Two quotes happened to pop up on my Tumblr dashboard in the last month that perfectly capture the reason I wrote Marmion, and the motivation for writing it. (And we all love quotes nowadays, right? I apologize for not giving these a cool font and photoshopping them onto some gauzily filtered landscape.)
“It’s not our job to toughen our children up to face a cruel and heartless world. It’s our job to raise children who will make the world a little less cruel and heartless.” — L.R. Knost, author of children’s and parenting books
“The best way to complain is to make things.” — James Murphy of LCD Soundsystem
So I let myself feel soft and sensitive and bruised. I let myself feel a little scared, but I had to choose not to be embarrassed about Marmion. By the weekend, I was still feeling too timid to wear my Marmion shirt. The shirt would identify me as the girl with the embarrassing booth at the Arts Festival! But then I knew, the shirt would identify me as the girl who loved writing a book about a marshmallow. So though I was still scared, I made the choice to wear the shirt all day. Did I feel self-conscious sometimes? Yes. Did I sometimes think people were looking at me funny? Yes, sometimes. But I love my book. And I love Marmion, which is what the t-shirt literally says, so what was I hiding, or really, what version of me was I hiding?
And I got my teacher voice back. For now. Not just because I wore the shirt, but because I softened into the idea that I was scared, that I had reverted into feeling timid again. I remembered why it was so easy for me to feel that way, and also remembered that I’m not there anymore. I’m still me, but I’m a little older (wiser?), and I don’t spend most of my waking hours in an environment that resembles high school anymore.
In my next yoga class, I projected my voice, was able to speak with authority, and I even went bold and did a crazy variation of goddess pose, inspired by a girl in my kids yoga workshop. And I made everyone sit in goddess while I told the story of how I was inspired to create this crazy arm flow for the pose (their quads are thanking me now). I stuttered, I mumbled an aside of how “you all might hate this next pose..,” but I still did it. Hopefully, I will do it another time without all the verbal crutches and “sorry, sorry, sorries.” I’m still trying to learn Marmion’s lesson about fear. Thanks for your patience while I get there.
Look what my mom and I made yesterday! I want to eat him up!
We struggled some with the construction which is why it looks like he has a buzz hair cut. But considering my mom and I have no experience making stuffed animals (though my mom is very good with sewing clothes), this prototype didn’t turn out as badly as I thought it would. He’s pretty cute! I have no sewing experience, so I ended up making a bad choice with the white fabric (upon further research I think fleece would’ve been a better and sturdier choice). We will try again with some major changes. I’m thinking no arms and legs next time, just a marshmallow with eyes? As you can see, we didn’t attempt the hands and feet because of how difficult that white fabric was to work with.

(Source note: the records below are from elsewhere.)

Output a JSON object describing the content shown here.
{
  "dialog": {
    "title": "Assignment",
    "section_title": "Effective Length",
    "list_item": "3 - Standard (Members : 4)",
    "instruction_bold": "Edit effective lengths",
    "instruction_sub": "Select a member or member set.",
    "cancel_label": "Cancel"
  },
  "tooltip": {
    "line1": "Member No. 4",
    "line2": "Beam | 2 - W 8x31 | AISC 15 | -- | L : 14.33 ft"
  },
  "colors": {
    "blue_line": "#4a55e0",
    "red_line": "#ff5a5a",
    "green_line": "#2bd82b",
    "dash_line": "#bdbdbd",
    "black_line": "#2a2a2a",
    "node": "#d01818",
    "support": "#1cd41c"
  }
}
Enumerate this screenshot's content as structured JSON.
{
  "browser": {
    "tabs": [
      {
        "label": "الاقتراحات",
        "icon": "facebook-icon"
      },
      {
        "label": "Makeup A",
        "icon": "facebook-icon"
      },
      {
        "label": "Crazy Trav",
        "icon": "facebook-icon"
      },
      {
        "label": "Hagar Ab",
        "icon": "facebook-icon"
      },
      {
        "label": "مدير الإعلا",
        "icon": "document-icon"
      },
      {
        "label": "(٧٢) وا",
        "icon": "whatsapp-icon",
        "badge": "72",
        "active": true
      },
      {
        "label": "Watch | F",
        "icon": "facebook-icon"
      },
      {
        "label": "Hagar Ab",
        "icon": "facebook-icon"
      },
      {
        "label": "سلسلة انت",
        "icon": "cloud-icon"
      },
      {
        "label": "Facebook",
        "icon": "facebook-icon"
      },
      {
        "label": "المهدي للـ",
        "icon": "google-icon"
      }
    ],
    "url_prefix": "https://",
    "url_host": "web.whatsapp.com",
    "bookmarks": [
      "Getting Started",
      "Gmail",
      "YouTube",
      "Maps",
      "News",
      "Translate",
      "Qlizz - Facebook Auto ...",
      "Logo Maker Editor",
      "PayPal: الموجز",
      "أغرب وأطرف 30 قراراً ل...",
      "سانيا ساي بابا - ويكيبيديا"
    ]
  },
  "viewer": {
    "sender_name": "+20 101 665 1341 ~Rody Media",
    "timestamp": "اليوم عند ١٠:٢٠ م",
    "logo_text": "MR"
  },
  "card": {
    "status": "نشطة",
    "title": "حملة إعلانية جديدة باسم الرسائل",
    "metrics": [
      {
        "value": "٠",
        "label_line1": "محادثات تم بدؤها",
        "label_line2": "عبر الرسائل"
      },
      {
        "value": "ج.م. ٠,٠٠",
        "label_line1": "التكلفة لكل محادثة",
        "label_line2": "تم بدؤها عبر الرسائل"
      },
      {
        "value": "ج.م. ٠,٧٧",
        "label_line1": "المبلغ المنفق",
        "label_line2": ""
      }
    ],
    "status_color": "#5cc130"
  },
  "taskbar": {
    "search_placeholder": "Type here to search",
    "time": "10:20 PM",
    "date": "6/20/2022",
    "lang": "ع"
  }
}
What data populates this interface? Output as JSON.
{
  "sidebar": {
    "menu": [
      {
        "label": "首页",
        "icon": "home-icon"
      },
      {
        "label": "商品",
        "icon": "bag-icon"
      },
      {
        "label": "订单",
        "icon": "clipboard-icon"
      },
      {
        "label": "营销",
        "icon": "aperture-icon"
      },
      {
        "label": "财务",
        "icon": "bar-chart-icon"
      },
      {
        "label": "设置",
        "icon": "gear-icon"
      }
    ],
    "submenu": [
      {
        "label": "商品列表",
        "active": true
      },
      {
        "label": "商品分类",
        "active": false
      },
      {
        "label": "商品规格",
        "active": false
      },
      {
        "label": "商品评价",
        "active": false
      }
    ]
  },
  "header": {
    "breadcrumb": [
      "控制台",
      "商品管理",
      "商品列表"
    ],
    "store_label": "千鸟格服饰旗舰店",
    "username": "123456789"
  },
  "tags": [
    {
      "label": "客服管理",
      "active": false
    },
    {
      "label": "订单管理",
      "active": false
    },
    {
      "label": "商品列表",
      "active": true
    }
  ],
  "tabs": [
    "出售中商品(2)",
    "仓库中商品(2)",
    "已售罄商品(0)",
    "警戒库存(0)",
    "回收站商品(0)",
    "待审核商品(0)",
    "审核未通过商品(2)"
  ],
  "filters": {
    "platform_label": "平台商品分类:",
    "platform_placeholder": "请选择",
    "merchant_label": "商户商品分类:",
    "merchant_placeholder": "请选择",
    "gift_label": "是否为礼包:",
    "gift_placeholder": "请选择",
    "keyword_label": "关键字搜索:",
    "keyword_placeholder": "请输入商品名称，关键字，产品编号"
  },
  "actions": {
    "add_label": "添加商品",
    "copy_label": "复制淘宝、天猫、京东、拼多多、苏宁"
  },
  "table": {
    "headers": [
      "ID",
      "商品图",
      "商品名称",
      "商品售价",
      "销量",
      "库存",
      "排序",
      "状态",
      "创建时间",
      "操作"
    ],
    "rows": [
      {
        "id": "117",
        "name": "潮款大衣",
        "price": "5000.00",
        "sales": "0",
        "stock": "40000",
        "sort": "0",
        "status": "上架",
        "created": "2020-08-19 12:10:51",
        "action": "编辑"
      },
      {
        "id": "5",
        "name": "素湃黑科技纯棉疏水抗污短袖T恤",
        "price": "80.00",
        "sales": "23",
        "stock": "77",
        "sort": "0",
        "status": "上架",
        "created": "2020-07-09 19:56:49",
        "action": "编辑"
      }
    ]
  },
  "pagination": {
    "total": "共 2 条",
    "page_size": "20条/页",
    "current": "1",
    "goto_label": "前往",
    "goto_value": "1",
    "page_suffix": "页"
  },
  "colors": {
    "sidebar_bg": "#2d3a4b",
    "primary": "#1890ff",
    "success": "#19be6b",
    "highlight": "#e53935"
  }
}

I wanted to make a Marmion doll because many children’s authors advise having a prop for school readings. For many reasons I won’t get into, we weren’t able to make one in time for my readings at AUCP and James River Elementary. Judging from the comments and questions I got from the first graders at James River, I think a Marmion doll would be a big hit! (They also asked if there’s a Marmion video game… any freelance app developers interested in contacting me about that??)